Looking Ahead: Oriakhi should be much better in all areas. He should be bigger and better adjusted to the rigors of Big East play. He still has a ton of talent that made him a McDonald’s All-American. He just has to put it all together and get confidence. With Edwards gone, much of the responsibility for the pick and roll offense will be on his shoulders and he will need to be effective to let the guards have opportunities. He should not only be one of the most improved players on the team, but also in the conference.

(Video has swears in it)

Monday, July 5, 2010

Player Profile: Jamal Coombs-McDaniel

Looking Back: Coombs-McDaniel had a tough time finding his rhythm to his offense with a team full of established players. He would hesitate or take ill-advised shots, and didn’t find his stroke until the middle of the conference schedule. He does have a nice shot, is solid from the line but could improve there, isn’t afraid to take it to the rim, and plays solid defense. He was at times shy of shooting the ball after a miss and disappeared from key stretches of ballgames.

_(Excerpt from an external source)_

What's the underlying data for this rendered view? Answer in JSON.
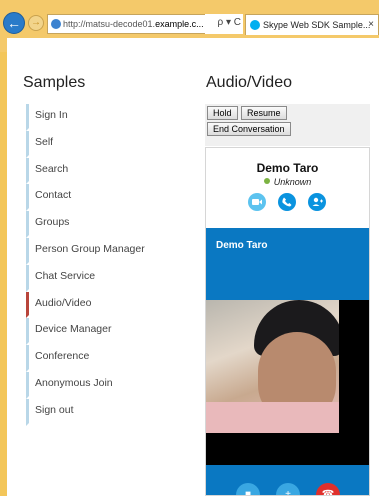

The Good: He has a pretty jumper which should only get better with another year under his belt. He also has a deceptive first step, which isn’t lightning fast, but has allowed him to get to the rim if he is being pressed. Calhoun has shown trust in him and it has to do with his defense. He isn’t flashy but does a good job of keeping his defender in front of him.

The Bad: He isn’t that athletic, big, or quick, which leaves him with only his jump shot as his only deadly weapon. He is a streaky shooter and needs to do a lot better in mixing up his shots. To often he would pass up an open shot for a tougher one.

Looking Ahead:
With a year under his belt, Jamal should be adjusted to Calhoun’s quick yank and it shouldn’t effect him or his shot. He’ll need to bulk up more and be able to contribute on the boards more especially since Robinson is gone. It would suit the team well if he can create his own shot off the dribble to utilize the pick and roll more. Sets will be called for him and he will have to knock down open shots.